[RECORDS PROVIDED Boundary: Start]

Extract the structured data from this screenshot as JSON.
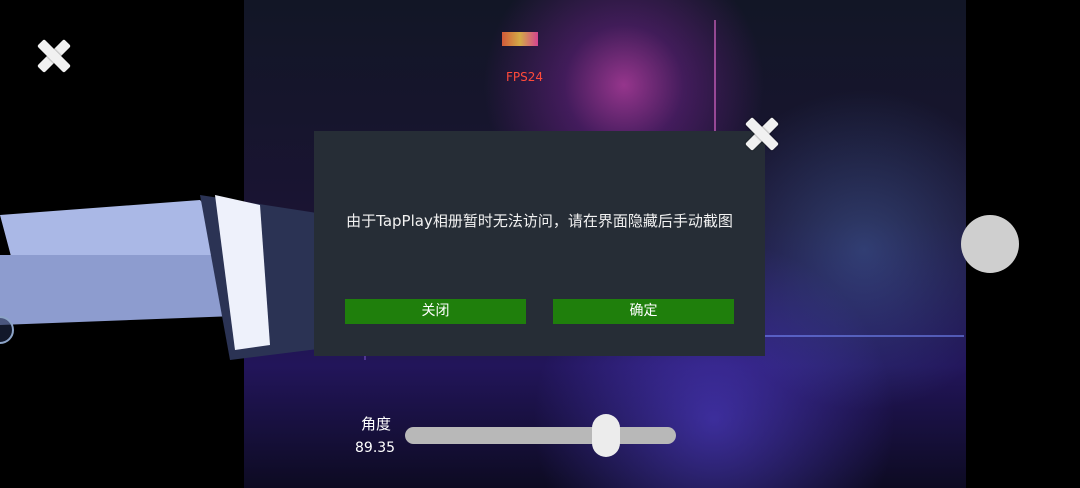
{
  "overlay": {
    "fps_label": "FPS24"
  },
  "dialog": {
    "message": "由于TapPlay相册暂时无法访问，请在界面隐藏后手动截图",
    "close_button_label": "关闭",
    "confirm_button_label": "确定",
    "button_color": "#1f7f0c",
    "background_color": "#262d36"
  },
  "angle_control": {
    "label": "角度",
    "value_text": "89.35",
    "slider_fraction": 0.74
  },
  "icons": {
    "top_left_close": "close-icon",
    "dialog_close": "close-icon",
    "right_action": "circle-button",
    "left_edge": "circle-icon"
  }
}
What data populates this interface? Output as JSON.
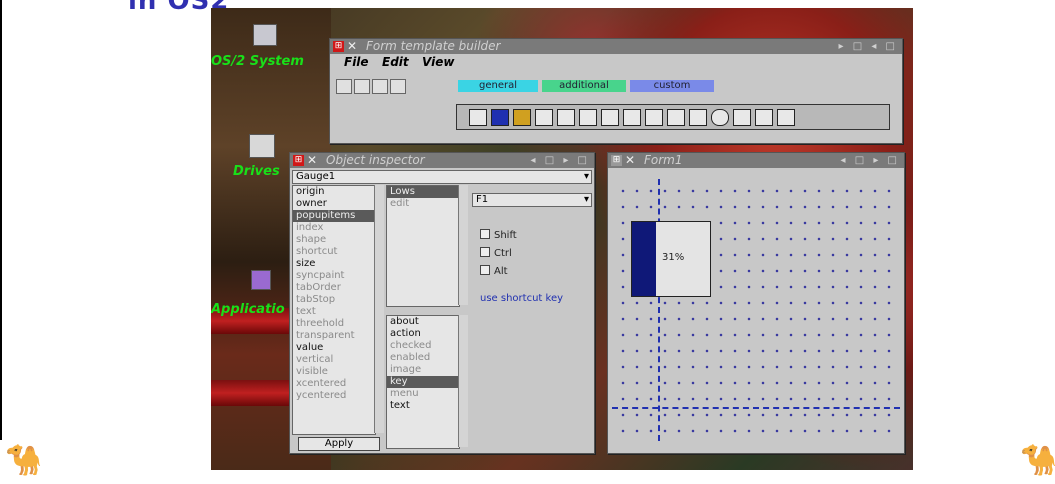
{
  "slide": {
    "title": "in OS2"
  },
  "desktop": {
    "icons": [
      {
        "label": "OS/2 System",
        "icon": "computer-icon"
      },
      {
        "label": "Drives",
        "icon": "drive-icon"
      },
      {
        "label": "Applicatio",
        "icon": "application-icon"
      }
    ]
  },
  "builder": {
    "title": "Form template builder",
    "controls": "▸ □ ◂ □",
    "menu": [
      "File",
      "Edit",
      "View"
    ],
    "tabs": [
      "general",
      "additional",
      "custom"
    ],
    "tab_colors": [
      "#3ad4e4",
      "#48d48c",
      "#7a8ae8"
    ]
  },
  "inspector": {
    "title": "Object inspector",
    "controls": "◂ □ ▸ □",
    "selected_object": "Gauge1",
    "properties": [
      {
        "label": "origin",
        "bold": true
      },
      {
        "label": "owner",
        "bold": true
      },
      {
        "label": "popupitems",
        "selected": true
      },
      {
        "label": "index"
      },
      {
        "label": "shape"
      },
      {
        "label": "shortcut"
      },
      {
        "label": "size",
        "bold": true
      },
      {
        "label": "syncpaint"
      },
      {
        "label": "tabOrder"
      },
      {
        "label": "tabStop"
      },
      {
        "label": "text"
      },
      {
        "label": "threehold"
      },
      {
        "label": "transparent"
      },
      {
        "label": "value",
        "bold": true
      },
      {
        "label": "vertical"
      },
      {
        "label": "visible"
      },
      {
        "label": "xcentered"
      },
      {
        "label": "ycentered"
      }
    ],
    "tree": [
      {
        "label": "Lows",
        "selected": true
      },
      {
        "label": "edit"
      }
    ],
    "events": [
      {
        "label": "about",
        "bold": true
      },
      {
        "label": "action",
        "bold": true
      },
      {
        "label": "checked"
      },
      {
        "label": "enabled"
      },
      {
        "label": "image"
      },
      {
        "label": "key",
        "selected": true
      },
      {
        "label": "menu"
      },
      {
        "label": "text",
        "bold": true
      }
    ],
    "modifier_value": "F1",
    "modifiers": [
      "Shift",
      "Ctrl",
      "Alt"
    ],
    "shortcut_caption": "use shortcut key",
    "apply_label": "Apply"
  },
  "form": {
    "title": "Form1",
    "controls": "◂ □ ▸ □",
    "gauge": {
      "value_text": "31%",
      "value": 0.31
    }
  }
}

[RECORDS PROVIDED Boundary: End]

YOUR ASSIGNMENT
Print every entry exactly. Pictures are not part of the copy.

SOLVED EXERCISE
Extract the structured data from this screenshot as JSON.
{
  "overlay": {
    "fps_label": "FPS24"
  },
  "dialog": {
    "message": "由于TapPlay相册暂时无法访问，请在界面隐藏后手动截图",
    "close_button_label": "关闭",
    "confirm_button_label": "确定",
    "button_color": "#1f7f0c",
    "background_color": "#262d36"
  },
  "angle_control": {
    "label": "角度",
    "value_text": "89.35",
    "slider_fraction": 0.74
  },
  "icons": {
    "top_left_close": "close-icon",
    "dialog_close": "close-icon",
    "right_action": "circle-button",
    "left_edge": "circle-icon"
  }
}
What data populates this interface? Output as JSON.
{
  "slide": {
    "title": "in OS2"
  },
  "desktop": {
    "icons": [
      {
        "label": "OS/2 System",
        "icon": "computer-icon"
      },
      {
        "label": "Drives",
        "icon": "drive-icon"
      },
      {
        "label": "Applicatio",
        "icon": "application-icon"
      }
    ]
  },
  "builder": {
    "title": "Form template builder",
    "controls": "▸ □ ◂ □",
    "menu": [
      "File",
      "Edit",
      "View"
    ],
    "tabs": [
      "general",
      "additional",
      "custom"
    ],
    "tab_colors": [
      "#3ad4e4",
      "#48d48c",
      "#7a8ae8"
    ]
  },
  "inspector": {
    "title": "Object inspector",
    "controls": "◂ □ ▸ □",
    "selected_object": "Gauge1",
    "properties": [
      {
        "label": "origin",
        "bold": true
      },
      {
        "label": "owner",
        "bold": true
      },
      {
        "label": "popupitems",
        "selected": true
      },
      {
        "label": "index"
      },
      {
        "label": "shape"
      },
      {
        "label": "shortcut"
      },
      {
        "label": "size",
        "bold": true
      },
      {
        "label": "syncpaint"
      },
      {
        "label": "tabOrder"
      },
      {
        "label": "tabStop"
      },
      {
        "label": "text"
      },
      {
        "label": "threehold"
      },
      {
        "label": "transparent"
      },
      {
        "label": "value",
        "bold": true
      },
      {
        "label": "vertical"
      },
      {
        "label": "visible"
      },
      {
        "label": "xcentered"
      },
      {
        "label": "ycentered"
      }
    ],
    "tree": [
      {
        "label": "Lows",
        "selected": true
      },
      {
        "label": "edit"
      }
    ],
    "events": [
      {
        "label": "about",
        "bold": true
      },
      {
        "label": "action",
        "bold": true
      },
      {
        "label": "checked"
      },
      {
        "label": "enabled"
      },
      {
        "label": "image"
      },
      {
        "label": "key",
        "selected": true
      },
      {
        "label": "menu"
      },
      {
        "label": "text",
        "bold": true
      }
    ],
    "modifier_value": "F1",
    "modifiers": [
      "Shift",
      "Ctrl",
      "Alt"
    ],
    "shortcut_caption": "use shortcut key",
    "apply_label": "Apply"
  },
  "form": {
    "title": "Form1",
    "controls": "◂ □ ▸ □",
    "gauge": {
      "value_text": "31%",
      "value": 0.31
    }
  }
}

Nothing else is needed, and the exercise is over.